**EXERCISE AIM**
A faithful, complete copy of the entries below is required, with images removed.

Top of GIVEN RECORDS

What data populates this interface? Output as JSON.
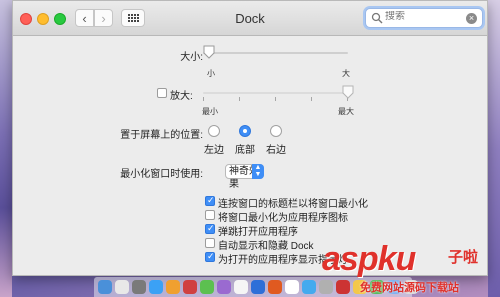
{
  "window": {
    "title": "Dock"
  },
  "search": {
    "placeholder": "搜索"
  },
  "size": {
    "label": "大小:",
    "min_label": "小",
    "max_label": "大",
    "value_fraction": 0.0
  },
  "magnification": {
    "label": "放大:",
    "checked": false,
    "min_label": "最小",
    "max_label": "最大",
    "value_fraction": 1.0
  },
  "position": {
    "label": "置于屏幕上的位置:",
    "options": [
      {
        "label": "左边",
        "selected": false
      },
      {
        "label": "底部",
        "selected": true
      },
      {
        "label": "右边",
        "selected": false
      }
    ]
  },
  "minimize": {
    "label": "最小化窗口时使用:",
    "selected": "神奇效果"
  },
  "options": [
    {
      "label": "连按窗口的标题栏以将窗口最小化",
      "checked": true
    },
    {
      "label": "将窗口最小化为应用程序图标",
      "checked": false
    },
    {
      "label": "弹跳打开应用程序",
      "checked": true
    },
    {
      "label": "自动显示和隐藏 Dock",
      "checked": false
    },
    {
      "label": "为打开的应用程序显示指示灯",
      "checked": true
    }
  ],
  "dock_icon_colors": [
    "#4a90d9",
    "#e8e8e8",
    "#7a7a7a",
    "#3ba1f5",
    "#f0a030",
    "#d04040",
    "#5cc050",
    "#9a6ad0",
    "#f5f5f5",
    "#2e6fd8",
    "#e05a20",
    "#ffffff",
    "#44aaee",
    "#b0b0b0",
    "#cc3333",
    "#f3c84a",
    "#58b85c",
    "#7fb2f0",
    "#d9d9d9"
  ],
  "watermark": {
    "main": "aspku",
    "sub": "子啦",
    "line": "免费网站源码下载站"
  }
}
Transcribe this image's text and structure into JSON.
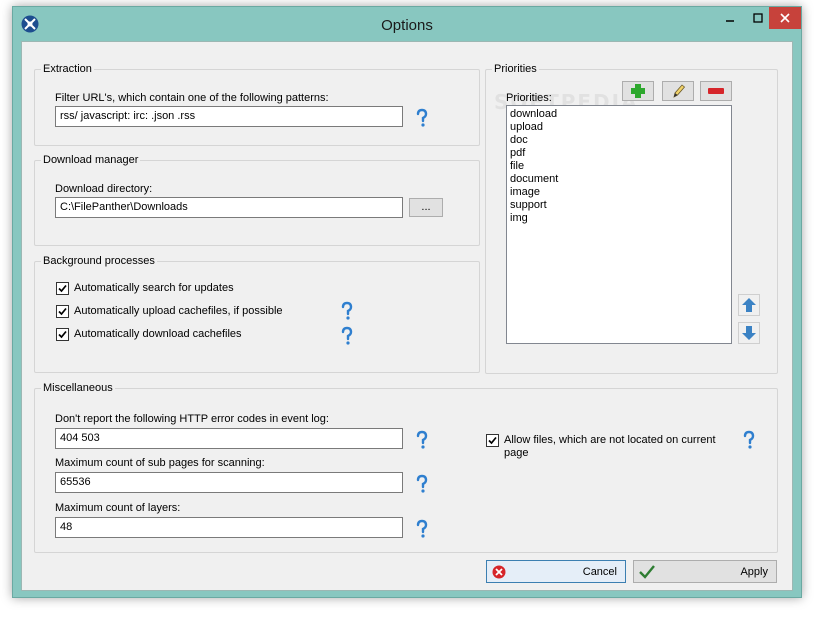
{
  "window": {
    "title": "Options"
  },
  "extraction": {
    "legend": "Extraction",
    "filter_label": "Filter URL's, which contain one of the following patterns:",
    "filter_value": "rss/ javascript: irc: .json .rss"
  },
  "download_manager": {
    "legend": "Download manager",
    "dir_label": "Download directory:",
    "dir_value": "C:\\FilePanther\\Downloads",
    "browse_label": "..."
  },
  "background": {
    "legend": "Background processes",
    "items": [
      {
        "label": "Automatically search for updates",
        "checked": true
      },
      {
        "label": "Automatically upload cachefiles, if possible",
        "checked": true
      },
      {
        "label": "Automatically download cachefiles",
        "checked": true
      }
    ]
  },
  "priorities": {
    "legend": "Priorities",
    "list_label": "Priorities:",
    "items": [
      "download",
      "upload",
      "doc",
      "pdf",
      "file",
      "document",
      "image",
      "support",
      "img"
    ]
  },
  "misc": {
    "legend": "Miscellaneous",
    "http_label": "Don't report the following HTTP error codes in event log:",
    "http_value": "404 503",
    "subpages_label": "Maximum count of sub pages for scanning:",
    "subpages_value": "65536",
    "layers_label": "Maximum count of layers:",
    "layers_value": "48",
    "allow_label_line1": "Allow files, which are not located on current",
    "allow_label_line2": "page",
    "allow_checked": true
  },
  "buttons": {
    "cancel": "Cancel",
    "apply": "Apply"
  },
  "watermark": {
    "text": "SOFTPEDIA"
  },
  "colors": {
    "frame": "#88c7c0",
    "close": "#c7423b",
    "add": "#2ea82e",
    "remove": "#d6252a",
    "arrow": "#3b82c4"
  }
}
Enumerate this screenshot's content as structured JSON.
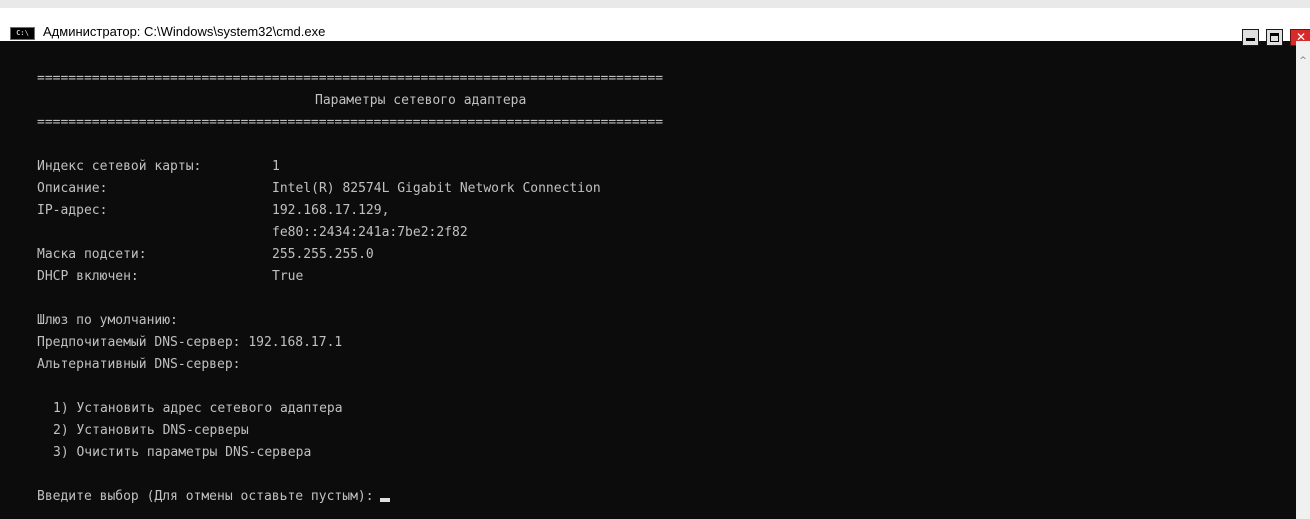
{
  "window": {
    "icon_text": "C:\\",
    "title": "Администратор: C:\\Windows\\system32\\cmd.exe",
    "minimize_symbol": "_",
    "maximize_symbol": "□",
    "close_symbol": "✕",
    "scroll_up_symbol": "^"
  },
  "console": {
    "separator_top": "================================================================================",
    "heading": "Параметры сетевого адаптера",
    "separator_bottom": "================================================================================",
    "adapter_index": {
      "label": "Индекс сетевой карты:",
      "value": "1"
    },
    "description": {
      "label": "Описание:",
      "value": "Intel(R) 82574L Gigabit Network Connection"
    },
    "ip_address": {
      "label": "IP-адрес:",
      "value": "192.168.17.129,",
      "value2": "fe80::2434:241a:7be2:2f82"
    },
    "subnet_mask": {
      "label": "Маска подсети:",
      "value": "255.255.255.0"
    },
    "dhcp": {
      "label": "DHCP включен:",
      "value": "True"
    },
    "gateway": "Шлюз по умолчанию:",
    "preferred_dns": "Предпочитаемый DNS-сервер: 192.168.17.1",
    "alternate_dns": "Альтернативный DNS-сервер:",
    "menu": [
      "1) Установить адрес сетевого адаптера",
      "2) Установить DNS-серверы",
      "3) Очистить параметры DNS-сервера"
    ],
    "prompt": "Введите выбор (Для отмены оставьте пустым):"
  }
}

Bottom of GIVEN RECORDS

**RESULT OF THIS EXERCISE**
What data populates this interface? Output as JSON.
{
  "window": {
    "title": "Dock"
  },
  "search": {
    "placeholder": "搜索"
  },
  "size": {
    "label": "大小:",
    "min_label": "小",
    "max_label": "大",
    "value_fraction": 0.0
  },
  "magnification": {
    "label": "放大:",
    "checked": false,
    "min_label": "最小",
    "max_label": "最大",
    "value_fraction": 1.0
  },
  "position": {
    "label": "置于屏幕上的位置:",
    "options": [
      {
        "label": "左边",
        "selected": false
      },
      {
        "label": "底部",
        "selected": true
      },
      {
        "label": "右边",
        "selected": false
      }
    ]
  },
  "minimize": {
    "label": "最小化窗口时使用:",
    "selected": "神奇效果"
  },
  "options": [
    {
      "label": "连按窗口的标题栏以将窗口最小化",
      "checked": true
    },
    {
      "label": "将窗口最小化为应用程序图标",
      "checked": false
    },
    {
      "label": "弹跳打开应用程序",
      "checked": true
    },
    {
      "label": "自动显示和隐藏 Dock",
      "checked": false
    },
    {
      "label": "为打开的应用程序显示指示灯",
      "checked": true
    }
  ],
  "dock_icon_colors": [
    "#4a90d9",
    "#e8e8e8",
    "#7a7a7a",
    "#3ba1f5",
    "#f0a030",
    "#d04040",
    "#5cc050",
    "#9a6ad0",
    "#f5f5f5",
    "#2e6fd8",
    "#e05a20",
    "#ffffff",
    "#44aaee",
    "#b0b0b0",
    "#cc3333",
    "#f3c84a",
    "#58b85c",
    "#7fb2f0",
    "#d9d9d9"
  ],
  "watermark": {
    "main": "aspku",
    "sub": "子啦",
    "line": "免费网站源码下载站"
  }
}
Transcribe this image's text and structure into JSON.
{
  "window": {
    "title": "Options"
  },
  "extraction": {
    "legend": "Extraction",
    "filter_label": "Filter URL's, which contain one of the following patterns:",
    "filter_value": "rss/ javascript: irc: .json .rss"
  },
  "download_manager": {
    "legend": "Download manager",
    "dir_label": "Download directory:",
    "dir_value": "C:\\FilePanther\\Downloads",
    "browse_label": "..."
  },
  "background": {
    "legend": "Background processes",
    "items": [
      {
        "label": "Automatically search for updates",
        "checked": true
      },
      {
        "label": "Automatically upload cachefiles, if possible",
        "checked": true
      },
      {
        "label": "Automatically download cachefiles",
        "checked": true
      }
    ]
  },
  "priorities": {
    "legend": "Priorities",
    "list_label": "Priorities:",
    "items": [
      "download",
      "upload",
      "doc",
      "pdf",
      "file",
      "document",
      "image",
      "support",
      "img"
    ]
  },
  "misc": {
    "legend": "Miscellaneous",
    "http_label": "Don't report the following HTTP error codes in event log:",
    "http_value": "404 503",
    "subpages_label": "Maximum count of sub pages for scanning:",
    "subpages_value": "65536",
    "layers_label": "Maximum count of layers:",
    "layers_value": "48",
    "allow_label_line1": "Allow files, which are not located on current",
    "allow_label_line2": "page",
    "allow_checked": true
  },
  "buttons": {
    "cancel": "Cancel",
    "apply": "Apply"
  },
  "watermark": {
    "text": "SOFTPEDIA"
  },
  "colors": {
    "frame": "#88c7c0",
    "close": "#c7423b",
    "add": "#2ea82e",
    "remove": "#d6252a",
    "arrow": "#3b82c4"
  }
}
Enumerate this screenshot's content as structured JSON.
{
  "window": {
    "icon_text": "C:\\",
    "title": "Администратор: C:\\Windows\\system32\\cmd.exe",
    "minimize_symbol": "_",
    "maximize_symbol": "□",
    "close_symbol": "✕",
    "scroll_up_symbol": "^"
  },
  "console": {
    "separator_top": "================================================================================",
    "heading": "Параметры сетевого адаптера",
    "separator_bottom": "================================================================================",
    "adapter_index": {
      "label": "Индекс сетевой карты:",
      "value": "1"
    },
    "description": {
      "label": "Описание:",
      "value": "Intel(R) 82574L Gigabit Network Connection"
    },
    "ip_address": {
      "label": "IP-адрес:",
      "value": "192.168.17.129,",
      "value2": "fe80::2434:241a:7be2:2f82"
    },
    "subnet_mask": {
      "label": "Маска подсети:",
      "value": "255.255.255.0"
    },
    "dhcp": {
      "label": "DHCP включен:",
      "value": "True"
    },
    "gateway": "Шлюз по умолчанию:",
    "preferred_dns": "Предпочитаемый DNS-сервер: 192.168.17.1",
    "alternate_dns": "Альтернативный DNS-сервер:",
    "menu": [
      "1) Установить адрес сетевого адаптера",
      "2) Установить DNS-серверы",
      "3) Очистить параметры DNS-сервера"
    ],
    "prompt": "Введите выбор (Для отмены оставьте пустым):"
  }
}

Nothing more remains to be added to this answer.